Although rare, severe hidradenitis suppurativa (HS) of the anal, perianal, gluteal, thigh, and groin regions can evolve into squamous cell carcinoma (SCC). This usually does not occur until the HS has been present for more than 20 years. Malignant degeneration of HS in the axilla has not been reported. SCC has developed in dissecting cellulitis, acne conglobata, and pilonidal cysts (other members of the follicular tetrad). Whereas the male to female ratio of HS is 1:3, SCC in HS has a male to female ration of 5:1. The reasons behind malignant degeneration in HS are complex and might differ from the malignant degeneration causing Marjolin ulcers. It likely involves the presence of human papilloma virus (HPV) in affected areas (a rarity in the axilla), and impaired defensins, which combat HPV, in the skin of Hurley Stage III HS. In familial HS, the odds of developing SCC are likely greater because of independent loss-of-function mutations in the γ-secretase multiprotein complex, which regulates the Notch signaling pathway. Compromise of the Notch signaling pathway can undermine immune function and increase the risk of neoplastic development. Coincident SCC with use of tumor necrosis factor α blockers has been reported. I report a patient with long standing Hurley Stage III, familial HS, wwho developed metastatic SCC after 3 courses of infliximab and expired 11 months after the infliximab was started.A 47-year-old male presented with progressive HS since early adulthood. His stage III hidradenitis suppurativa (HS) involved his groin, legs buttocks, and perineal areas. Interestingly, his HS was familial; one daughter also suffered from HS. A pilonidal cyst had been excised in the past. He suffered from hypertension for which he took ramipril, 2.5 mg per day. He did not admit to smoking. He had undergone numerous surgeries and courses of clindamycin with rifampin and clindamycin with minocycline. He used pregablin among other stronger medications for pain control. He had also taken isotretinoin years before without substantial long-term benefit. The various treatments were palliative but the HS always returned. He expressed that the pain from his HS was not bearable. He decided in consultations with his doctors to try infliximab owing to the positive clinical data for its efficacy in HS. He took 3 courses of infliximab 500mg, each of which was followed by surgical debridement of the perineal and anal areas. At the 3rd surgical debridement his physician noted the presence of squamous cell carcinoma (SCC) on July 28, 2008. The infliximab was stopped. However, the patient developed the patient underwent scanning soon after that showed soon after that the SCC had metastasized. He expired in June of 2009.

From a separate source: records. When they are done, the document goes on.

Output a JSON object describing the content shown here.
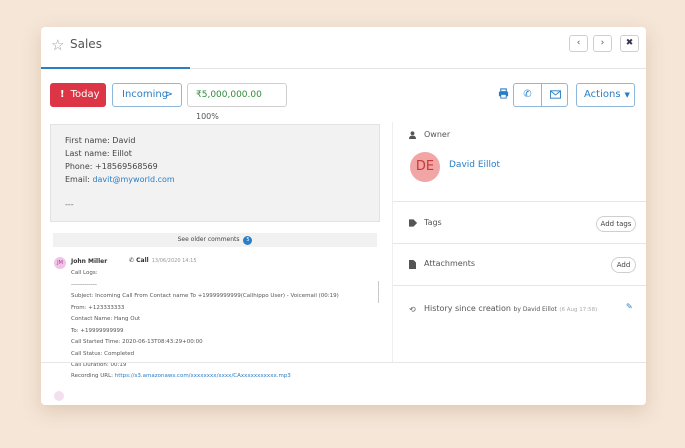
{
  "window": {
    "title": "Sales",
    "nav_prev": "‹",
    "nav_next": "›",
    "close": "✖"
  },
  "toolbar": {
    "today_label": "Today",
    "incoming_label": "Incoming",
    "amount": "₹5,000,000.00",
    "amount_percent": "100%",
    "actions_label": "Actions"
  },
  "contact": {
    "first_name": "First name: David",
    "last_name": "Last name: Eillot",
    "phone": "Phone: +18569568569",
    "email_label": "Email: ",
    "email": "davit@myworld.com",
    "dashes": "---"
  },
  "comments": {
    "see_older": "See older comments",
    "older_count": "5"
  },
  "log": {
    "author_initials": "JM",
    "author": "John Miller",
    "type": "Call",
    "date": "13/06/2020 14:15",
    "lines": [
      "Call Logs:",
      "-------------",
      "Subject: Incoming Call From Contact name To +19999999999(Callhippo User) - Voicemail (00:19)",
      "From: +123333333",
      "Contact Name: Hang Out",
      "To: +19999999999",
      "Call Started Time: 2020-06-13T08:43:29+00:00",
      "Call Status: Completed",
      "Call Duration: 00:19"
    ],
    "recording_label": "Recording URL: ",
    "recording_url": "https://s3.amazonaws.com/xxxxxxxx/xxxx/CAxxxxxxxxxxx.mp3"
  },
  "sidebar": {
    "owner_label": "Owner",
    "owner_initials": "DE",
    "owner_name": "David Eillot",
    "tags_label": "Tags",
    "add_tags": "Add tags",
    "attachments_label": "Attachments",
    "add_attachment": "Add",
    "history_label": "History since creation",
    "history_by": "by David Eillot",
    "history_date": "(6 Aug 17:58)"
  },
  "colors": {
    "accent": "#2a7ec4",
    "danger": "#dc3545",
    "amount_green": "#2e8b3a"
  },
  "icons": [
    "star-icon",
    "print-icon",
    "phone-icon",
    "mail-icon",
    "user-icon",
    "tag-icon",
    "file-icon",
    "history-icon",
    "edit-icon"
  ]
}
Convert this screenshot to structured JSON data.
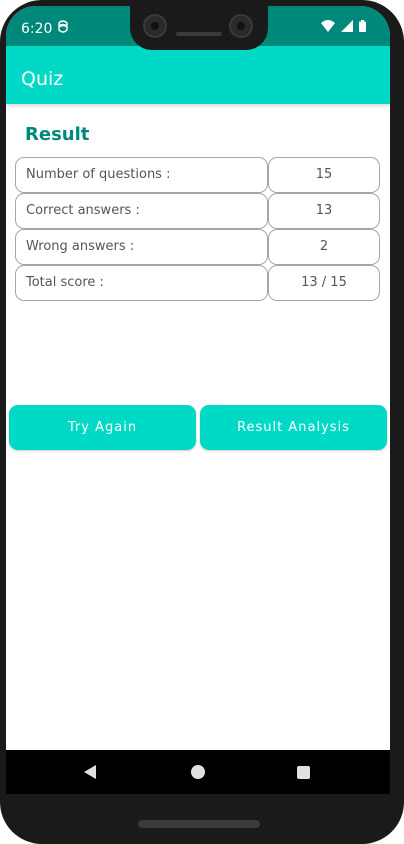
{
  "status_bar": {
    "time": "6:20",
    "icons": [
      "vpn-icon",
      "wifi-icon",
      "cellular-signal-icon",
      "battery-icon"
    ]
  },
  "app_bar": {
    "title": "Quiz"
  },
  "result": {
    "heading": "Result",
    "rows": [
      {
        "label": "Number of questions :",
        "value": "15"
      },
      {
        "label": "Correct answers :",
        "value": "13"
      },
      {
        "label": "Wrong answers :",
        "value": "2"
      },
      {
        "label": "Total score :",
        "value": "13 / 15"
      }
    ]
  },
  "buttons": {
    "try_again": "Try Again",
    "result_analysis": "Result Analysis"
  },
  "nav_bar": {
    "icons": [
      "back-icon",
      "home-icon",
      "recents-icon"
    ]
  },
  "colors": {
    "status_bar": "#00897b",
    "app_bar": "#00d9c5",
    "accent_text": "#00897b",
    "button": "#00d9c5"
  }
}
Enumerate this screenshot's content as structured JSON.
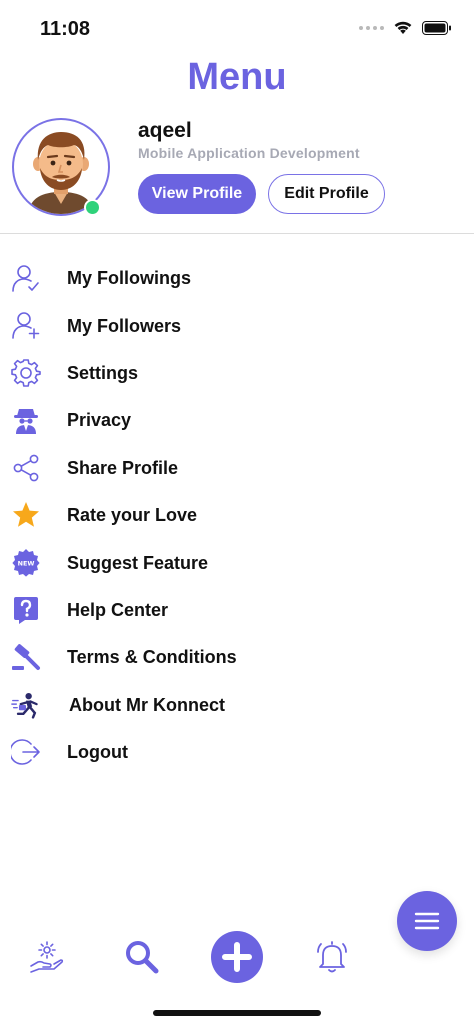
{
  "status_bar": {
    "time": "11:08"
  },
  "header": {
    "title": "Menu"
  },
  "profile": {
    "name": "aqeel",
    "subtitle": "Mobile Application Development",
    "view_label": "View Profile",
    "edit_label": "Edit Profile"
  },
  "menu": {
    "items": [
      {
        "label": "My Followings",
        "icon": "user-check-icon"
      },
      {
        "label": "My Followers",
        "icon": "user-plus-icon"
      },
      {
        "label": "Settings",
        "icon": "gear-icon"
      },
      {
        "label": "Privacy",
        "icon": "spy-icon"
      },
      {
        "label": "Share Profile",
        "icon": "share-icon"
      },
      {
        "label": "Rate your Love",
        "icon": "star-icon"
      },
      {
        "label": "Suggest Feature",
        "icon": "new-badge-icon"
      },
      {
        "label": "Help Center",
        "icon": "question-icon"
      },
      {
        "label": "Terms & Conditions",
        "icon": "gavel-icon"
      },
      {
        "label": "About Mr Konnect",
        "icon": "runner-icon"
      },
      {
        "label": "Logout",
        "icon": "logout-icon"
      }
    ]
  },
  "colors": {
    "accent": "#6b63e0",
    "subtitle": "#a7a9b4",
    "online": "#2fd27a",
    "star": "#f7a81b"
  }
}
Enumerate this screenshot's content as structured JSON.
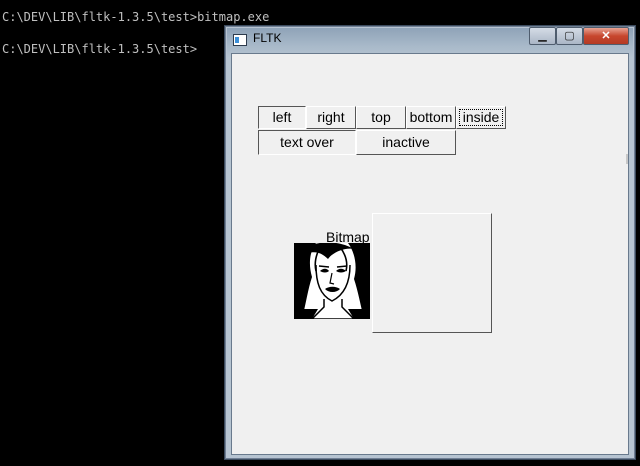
{
  "console": {
    "line1": "C:\\DEV\\LIB\\fltk-1.3.5\\test>bitmap.exe",
    "line2": "C:\\DEV\\LIB\\fltk-1.3.5\\test>"
  },
  "window": {
    "title": "FLTK",
    "minimize_glyph": "▁",
    "maximize_glyph": "▢",
    "close_glyph": "✕"
  },
  "buttons": {
    "left": "left",
    "right": "right",
    "top": "top",
    "bottom": "bottom",
    "inside": "inside",
    "text_over": "text over",
    "inactive": "inactive"
  },
  "states": {
    "left": "pressed",
    "text_over": "pressed",
    "inside": "focused"
  },
  "bitmap_button": {
    "label": "Bitmap",
    "image": "woman-portrait-bitmap"
  },
  "colors": {
    "console_bg": "#000000",
    "window_bg": "#f0f0f0",
    "close_button": "#c7462e"
  }
}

Herpes zoster duplex bilateralis
Disseminated herpes zoster has been defined by some authors as a generalized eruption of more than 20 lesions beyond the primary or adjacent dermatomes, usually within a week of clinical manifestation of the primary lesion. In the case described by Takaoka et al. the two lesions presented simultaneously with no evidence of widespread eruption. Perhaps the term, disseminated should not have been employed in this situation.
Scalp sarcoidosis: a sign of systemic sarcoidosis
Sarcoidosis is a systemic disease often with cutaneous manifestations. Scarring alopecia of the scalp is a rare form of cutaneous sarcoidosis. Herein, we describe a case of sarcoidosis of the scalp mimicking discoid lupus.